Its completist ambitions aside, there was nothing intrinsically new about the Argo Shakespeare. Snippets of the canon had been committed to disc from shortly after Thomas Edison developed his Phonograph in the 1880s, with the great Victorian actor Henry Irving recording speeches from Richard III and Henry VIII on the new-fangled novelty.
And he was not alone. His American contemporary Edwin Booth also committed Shakespeare to posterity in historic recordings, as did Ellen Terry, Herbert Beerbohm Tree, Frank Benson and Johnston Forbes-Robertson.
Central to the Argo project was a notion of accessibility ahead of its time. Focused on the voice rather than on other more distracting, fashion-prone production elements, the recordings have aged remarkably well. Hearing them again is to be reminded that how you speak Shakespeare matters and goes to the heart of intelligibility (a quality ignobly illustrated by Michael Fassbender’s recent and virtually unintelligible Macbeth).
It also touches, intriguingly, on the -assertion by a number of scholars that the later, longer plays were written to be read as much as to be played. Against the odds, the Argo Shakespeare managed, Frank Granville Barker approvingly noted in a review of the first stereo releases in The Stage, to “finally transport the ‘wooden O’ of the Globe Theatre to the ‘plastic O’ of the long-play record”.
By the project’s conclusion in 1964, in time for the quarter-centennial of Shakespeare’s birth, the British Council had spent £25,000 in total and already banked sales receipts of around £14,000.

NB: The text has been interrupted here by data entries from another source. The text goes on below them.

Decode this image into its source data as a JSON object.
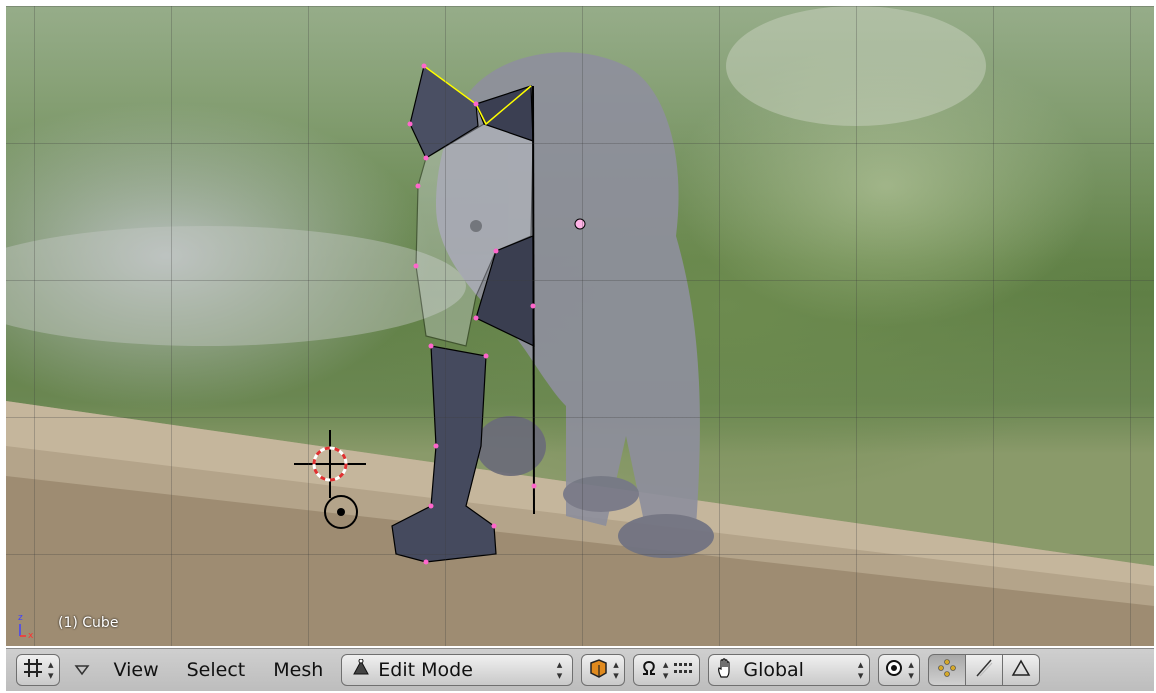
{
  "viewport": {
    "object_label": "(1) Cube",
    "axis_labels": {
      "z": "z",
      "x": "x"
    }
  },
  "header": {
    "menus": [
      {
        "label": "View"
      },
      {
        "label": "Select"
      },
      {
        "label": "Mesh"
      }
    ],
    "mode": {
      "selected": "Edit Mode",
      "icon": "edit-mode-triangle-icon"
    },
    "transform_orientation": {
      "selected": "Global",
      "icon": "hand-icon"
    },
    "icons": {
      "editor_type": "grid-icon",
      "menu_collapse": "triangle-down-icon",
      "viewport_shading": "solid-cube-icon",
      "manipulator": "manipulator-omega-icon",
      "layers": "layers-dots-icon",
      "pivot": "pivot-circle-icon",
      "vertex_select": "vertex-select-icon",
      "edge_select": "edge-select-icon",
      "face_select": "face-select-icon"
    }
  },
  "colors": {
    "header_bg": "#c6c6c6",
    "mesh_vertex": "#ff66cc",
    "mesh_selected_edge": "#ffff00",
    "cursor_red": "#e03030"
  }
}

Even in a time of digital excess, the Argo Shakespeare is a project unlikely to be repeated.
We need your help…
When you subscribe to The Stage, you’re investing in our journalism. And our journalism is invested in supporting theatre and the performing arts.
The Stage is a family business, operated by the same family since we were founded in 1880. We do not receive government funding. We are not owned by a large corporation. Our editorial is not dictated by ticket sales.

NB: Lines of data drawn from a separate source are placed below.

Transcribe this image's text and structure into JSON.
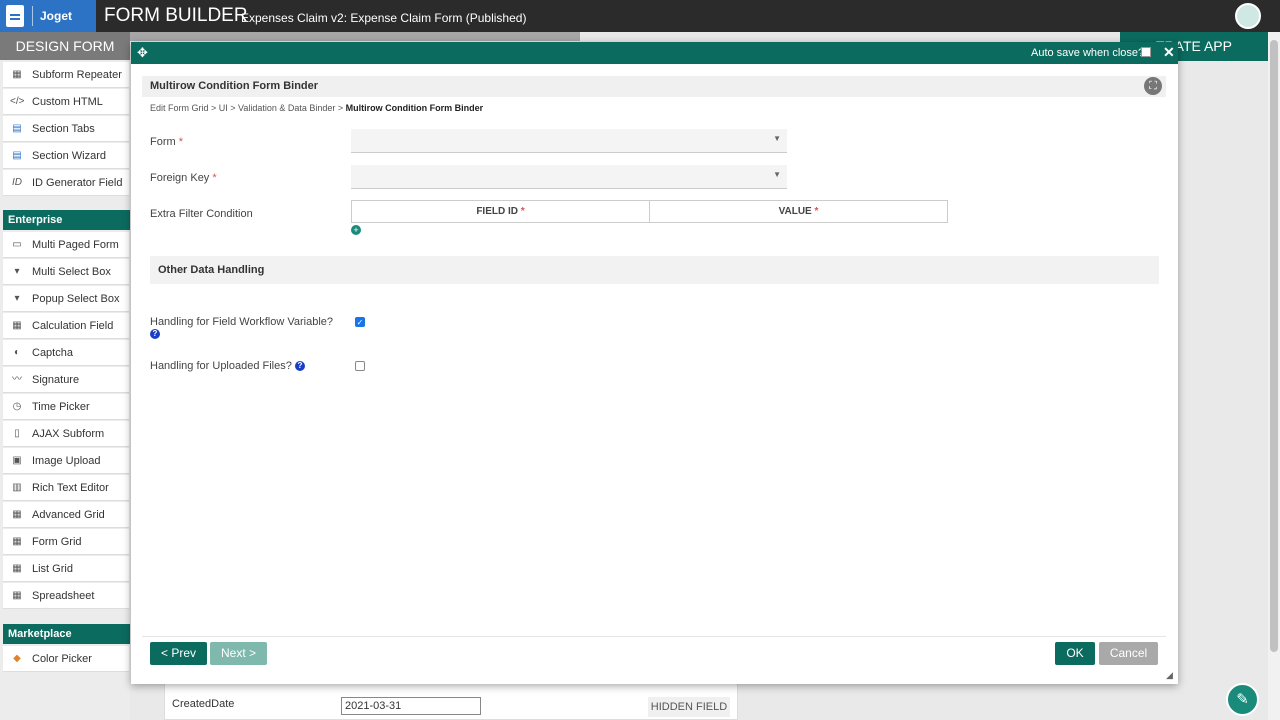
{
  "header": {
    "brand": "Joget",
    "title": "FORM BUILDER",
    "subtitle": "Expenses Claim v2: Expense Claim Form (Published)"
  },
  "tabs": {
    "design_form": "DESIGN FORM",
    "generate_app": "TRATE APP"
  },
  "sidebar": {
    "items_top": [
      {
        "label": "Subform Repeater",
        "icon": "grid-icon"
      },
      {
        "label": "Custom HTML",
        "icon": "code-icon"
      },
      {
        "label": "Section Tabs",
        "icon": "tabs-icon"
      },
      {
        "label": "Section Wizard",
        "icon": "wizard-icon"
      },
      {
        "label": "ID Generator Field",
        "icon": "id-icon"
      }
    ],
    "section_enterprise": "Enterprise",
    "items_enterprise": [
      {
        "label": "Multi Paged Form",
        "icon": "form-icon"
      },
      {
        "label": "Multi Select Box",
        "icon": "select-icon"
      },
      {
        "label": "Popup Select Box",
        "icon": "popup-icon"
      },
      {
        "label": "Calculation Field",
        "icon": "calculator-icon"
      },
      {
        "label": "Captcha",
        "icon": "shield-icon"
      },
      {
        "label": "Signature",
        "icon": "signature-icon"
      },
      {
        "label": "Time Picker",
        "icon": "clock-icon"
      },
      {
        "label": "AJAX Subform",
        "icon": "file-icon"
      },
      {
        "label": "Image Upload",
        "icon": "image-icon"
      },
      {
        "label": "Rich Text Editor",
        "icon": "editor-icon"
      },
      {
        "label": "Advanced Grid",
        "icon": "grid-icon"
      },
      {
        "label": "Form Grid",
        "icon": "grid-icon"
      },
      {
        "label": "List Grid",
        "icon": "grid-icon"
      },
      {
        "label": "Spreadsheet",
        "icon": "grid-icon"
      }
    ],
    "section_marketplace": "Marketplace",
    "items_marketplace": [
      {
        "label": "Color Picker",
        "icon": "layers-icon"
      }
    ]
  },
  "background": {
    "created_label": "CreatedDate",
    "created_value": "2021-03-31",
    "hidden_field": "HIDDEN FIELD"
  },
  "dialog": {
    "autosave_label": "Auto save when close?",
    "autosave_checked": false,
    "panel_title": "Multirow Condition Form Binder",
    "breadcrumb": "Edit Form Grid > UI > Validation & Data Binder > ",
    "breadcrumb_current": "Multirow Condition Form Binder",
    "form_label": "Form",
    "foreign_key_label": "Foreign Key",
    "extra_filter_label": "Extra Filter Condition",
    "grid_columns": [
      "FIELD ID",
      "VALUE"
    ],
    "required_mark": "*",
    "other_section": "Other Data Handling",
    "wf_var_label": "Handling for Field Workflow Variable?",
    "wf_var_checked": true,
    "uploaded_label": "Handling for Uploaded Files?",
    "uploaded_checked": false,
    "buttons": {
      "prev": "< Prev",
      "next": "Next >",
      "ok": "OK",
      "cancel": "Cancel"
    }
  }
}
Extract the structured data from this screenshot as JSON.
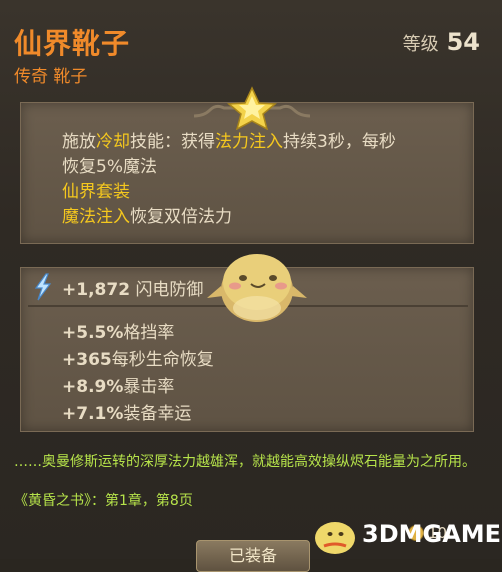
{
  "item": {
    "name": "仙界靴子",
    "type": "传奇 靴子",
    "level_label": "等级",
    "level_value": "54"
  },
  "ability": {
    "p1": "施放",
    "p2": "冷却",
    "p3": "技能：获得",
    "p4": "法力注入",
    "p5": "持续3秒，每秒恢复5%魔法",
    "set_name": "仙界套装",
    "set_bonus_hl": "魔法注入",
    "set_bonus_rest": "恢复双倍法力"
  },
  "stats": {
    "main": {
      "value": "+1,872",
      "label": "闪电防御"
    },
    "lines": [
      {
        "value": "+5.5%",
        "label": "格挡率"
      },
      {
        "value": "+365",
        "label": "每秒生命恢复"
      },
      {
        "value": "+8.9%",
        "label": "暴击率"
      },
      {
        "value": "+7.1%",
        "label": "装备幸运"
      }
    ]
  },
  "lore": {
    "text": "……奥曼修斯运转的深厚法力越雄浑，就越能高效操纵烬石能量为之所用。",
    "source": "《黄昏之书》：第1章，第8页"
  },
  "footer": {
    "button_label": "已装备",
    "coin_value": "100"
  },
  "watermark": {
    "text": "3DMGAME"
  },
  "colors": {
    "legendary": "#f08a2a",
    "highlight": "#f5c81e",
    "lore": "#b6e34a",
    "panel": "#6b5e4e"
  }
}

We are fully independent, but this means we rely on revenue from readers to survive.
Help us continue to report on great work across the UK, champion new talent and keep up our investigative journalism that holds the powerful to account. Your subscription helps ensure our journalism can continue.